And the child became three years old, and Ioacim said: Call for the daughters of the Hebrews that are undefiled, and let them take every one a lamp, and let them be burning, that the child turn not backward and her heart be taken captive away from the temple of the Lord. And they did so until they were gone up into the temple of the Lord.
And she made the purple and the scarlet and brought them unto the priest. And the priest blessed her and said: Mary, the Lord God hath magnified thy name, and thou shalt be blessed among all generations of the earth. 2 And Mary rejoiced and went away unto Elizabeth her kinswoman: and she knocked at the door. And Elizabeth when she heard it cast down the scarlet (al. the wool) and ran to the door and opened it, and when she saw Mary she blessed her and said: Whence is this to me that the mother of my Lord should come unto me ? for behold that which is in me leaped and blessed thee.
This is a traditional icon of The Nativity. The early church used icons to tell the story—theology in imagery. There is so much to tell and to be seen! For starters, notice that Joseph is off to the bottom left. This is his proper position in the Nativity icon. Think of the Gospel account – Joseph is righteous and protects Mary and Jesus, but he is not involved in the miracle of the incarnation of the Son of God.
The old man speaking to him represents the devil bringing new doubts to Joseph. “How can a virgin give birth? You know that is impossible! God does not become human! How can this be?” He is tempting Joseph to doubt the incarnation. Some angels are glorifying God, tending to the action and ministering while another angel proclaims good news to the shepherds.
The figure to the right of Mary is the Prophet Isaiah and to her left are the Magi. The two women on the bottom right are the midwives which tradition says Joseph summoned. They are shown here to indicate that Jesus was born in the normal way and would have needed washing, as a regular human baby would. Notice that the manger is like a casket, and Jesus’ swaddling clothes are very much like the grave clothes discovered by the women at the tomb following his resurrection.
The tree below the baby is the “Jesse Tree” from Isaiah’s prophesy, which says that a shoot will sprout from the stump (tree) of Jesse (the father of King David). The ox and the ass are also from Isaiah’s prophecy, “The ox knows his owner, and the donkey his master’s crib.”

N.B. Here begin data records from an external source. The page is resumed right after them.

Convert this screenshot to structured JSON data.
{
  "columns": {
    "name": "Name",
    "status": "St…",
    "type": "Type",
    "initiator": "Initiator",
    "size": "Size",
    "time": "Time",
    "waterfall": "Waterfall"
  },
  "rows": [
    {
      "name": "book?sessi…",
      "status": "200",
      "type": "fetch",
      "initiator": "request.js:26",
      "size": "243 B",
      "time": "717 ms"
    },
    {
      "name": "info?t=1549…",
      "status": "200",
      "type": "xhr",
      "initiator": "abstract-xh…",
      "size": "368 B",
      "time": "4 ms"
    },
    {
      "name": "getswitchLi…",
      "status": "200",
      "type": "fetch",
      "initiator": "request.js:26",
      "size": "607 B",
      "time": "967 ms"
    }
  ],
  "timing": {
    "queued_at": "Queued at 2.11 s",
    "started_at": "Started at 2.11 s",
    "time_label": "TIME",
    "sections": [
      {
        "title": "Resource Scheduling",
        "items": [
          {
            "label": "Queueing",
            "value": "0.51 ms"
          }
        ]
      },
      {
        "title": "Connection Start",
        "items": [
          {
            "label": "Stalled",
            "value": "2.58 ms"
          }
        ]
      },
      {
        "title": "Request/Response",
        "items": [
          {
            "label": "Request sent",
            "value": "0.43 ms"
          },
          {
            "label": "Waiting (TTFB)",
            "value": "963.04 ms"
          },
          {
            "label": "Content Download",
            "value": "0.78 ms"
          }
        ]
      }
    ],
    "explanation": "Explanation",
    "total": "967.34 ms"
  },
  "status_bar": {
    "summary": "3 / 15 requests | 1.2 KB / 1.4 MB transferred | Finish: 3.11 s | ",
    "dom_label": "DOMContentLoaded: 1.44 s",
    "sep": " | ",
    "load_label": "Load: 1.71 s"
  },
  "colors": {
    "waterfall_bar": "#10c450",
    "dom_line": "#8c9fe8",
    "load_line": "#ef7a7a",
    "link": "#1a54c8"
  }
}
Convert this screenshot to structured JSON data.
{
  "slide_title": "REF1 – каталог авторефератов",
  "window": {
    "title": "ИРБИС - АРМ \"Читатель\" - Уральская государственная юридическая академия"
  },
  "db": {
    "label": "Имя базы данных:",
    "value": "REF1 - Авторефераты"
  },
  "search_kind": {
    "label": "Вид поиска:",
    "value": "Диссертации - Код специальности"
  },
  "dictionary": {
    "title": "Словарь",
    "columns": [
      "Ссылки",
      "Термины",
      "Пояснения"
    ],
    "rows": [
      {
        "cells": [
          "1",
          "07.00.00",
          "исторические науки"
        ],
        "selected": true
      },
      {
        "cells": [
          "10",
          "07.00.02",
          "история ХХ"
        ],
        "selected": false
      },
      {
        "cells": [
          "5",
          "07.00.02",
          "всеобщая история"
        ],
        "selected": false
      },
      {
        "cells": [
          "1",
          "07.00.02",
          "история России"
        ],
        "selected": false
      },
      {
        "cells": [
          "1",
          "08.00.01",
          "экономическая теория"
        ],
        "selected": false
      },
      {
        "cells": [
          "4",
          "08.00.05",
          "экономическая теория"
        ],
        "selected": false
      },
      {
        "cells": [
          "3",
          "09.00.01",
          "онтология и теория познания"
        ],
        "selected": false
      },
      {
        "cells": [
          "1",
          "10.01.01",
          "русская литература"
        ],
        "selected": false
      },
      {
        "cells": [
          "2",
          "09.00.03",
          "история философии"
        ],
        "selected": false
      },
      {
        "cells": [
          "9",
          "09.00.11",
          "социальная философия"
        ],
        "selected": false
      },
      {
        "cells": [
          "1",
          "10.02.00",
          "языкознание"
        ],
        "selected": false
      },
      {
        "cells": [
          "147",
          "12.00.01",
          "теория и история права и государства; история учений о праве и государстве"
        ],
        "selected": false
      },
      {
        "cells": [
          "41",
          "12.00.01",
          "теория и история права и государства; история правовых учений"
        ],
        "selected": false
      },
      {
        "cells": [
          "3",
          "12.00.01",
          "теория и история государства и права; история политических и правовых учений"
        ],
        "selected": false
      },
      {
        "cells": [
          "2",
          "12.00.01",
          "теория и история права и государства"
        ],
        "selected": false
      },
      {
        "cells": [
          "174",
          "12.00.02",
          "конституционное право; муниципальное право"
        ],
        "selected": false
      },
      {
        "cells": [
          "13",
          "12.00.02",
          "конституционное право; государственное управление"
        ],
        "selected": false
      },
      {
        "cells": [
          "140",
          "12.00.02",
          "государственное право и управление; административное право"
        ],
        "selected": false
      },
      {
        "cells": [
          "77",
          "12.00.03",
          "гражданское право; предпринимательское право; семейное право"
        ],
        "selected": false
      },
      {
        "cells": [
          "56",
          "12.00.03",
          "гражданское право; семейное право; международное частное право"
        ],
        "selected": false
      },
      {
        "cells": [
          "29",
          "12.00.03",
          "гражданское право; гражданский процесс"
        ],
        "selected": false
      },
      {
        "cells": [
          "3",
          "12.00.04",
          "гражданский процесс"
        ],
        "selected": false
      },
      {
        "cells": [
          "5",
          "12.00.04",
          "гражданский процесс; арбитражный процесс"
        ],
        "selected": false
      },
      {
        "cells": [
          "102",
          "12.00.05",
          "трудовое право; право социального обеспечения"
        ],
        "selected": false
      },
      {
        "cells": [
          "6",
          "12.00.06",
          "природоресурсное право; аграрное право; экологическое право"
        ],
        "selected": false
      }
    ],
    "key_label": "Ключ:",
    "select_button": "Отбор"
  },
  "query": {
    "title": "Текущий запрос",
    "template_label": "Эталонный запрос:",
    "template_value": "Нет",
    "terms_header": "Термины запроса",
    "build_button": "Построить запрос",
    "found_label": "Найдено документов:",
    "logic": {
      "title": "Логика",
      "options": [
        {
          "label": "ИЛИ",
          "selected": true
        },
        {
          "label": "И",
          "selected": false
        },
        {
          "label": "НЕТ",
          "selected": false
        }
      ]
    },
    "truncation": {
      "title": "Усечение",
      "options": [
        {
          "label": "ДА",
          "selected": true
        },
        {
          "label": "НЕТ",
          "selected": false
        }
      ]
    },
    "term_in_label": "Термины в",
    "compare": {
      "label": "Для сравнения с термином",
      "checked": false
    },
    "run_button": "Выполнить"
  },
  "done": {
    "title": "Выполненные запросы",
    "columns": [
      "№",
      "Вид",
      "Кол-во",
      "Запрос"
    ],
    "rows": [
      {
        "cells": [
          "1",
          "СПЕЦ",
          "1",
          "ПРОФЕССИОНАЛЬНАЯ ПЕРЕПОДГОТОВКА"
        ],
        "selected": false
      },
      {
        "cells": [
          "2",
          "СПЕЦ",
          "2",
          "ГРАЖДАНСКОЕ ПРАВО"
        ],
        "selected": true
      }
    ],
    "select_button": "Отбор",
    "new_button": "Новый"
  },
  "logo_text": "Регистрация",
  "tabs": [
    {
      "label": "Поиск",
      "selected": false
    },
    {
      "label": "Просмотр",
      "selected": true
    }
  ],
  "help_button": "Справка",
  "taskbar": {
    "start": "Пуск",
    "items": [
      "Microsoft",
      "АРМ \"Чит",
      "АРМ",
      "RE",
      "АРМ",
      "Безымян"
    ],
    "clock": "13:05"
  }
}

Mary occupies the center of the icon signifying that the incarnation was not only the work of God but also the work of the will and faith of the Virgin. Jesus was able to take flesh because the humanity in Mary gave him that possibility. Even though she is mother, she turns away from her child to welcome us all, recognizing in us the birth of her child.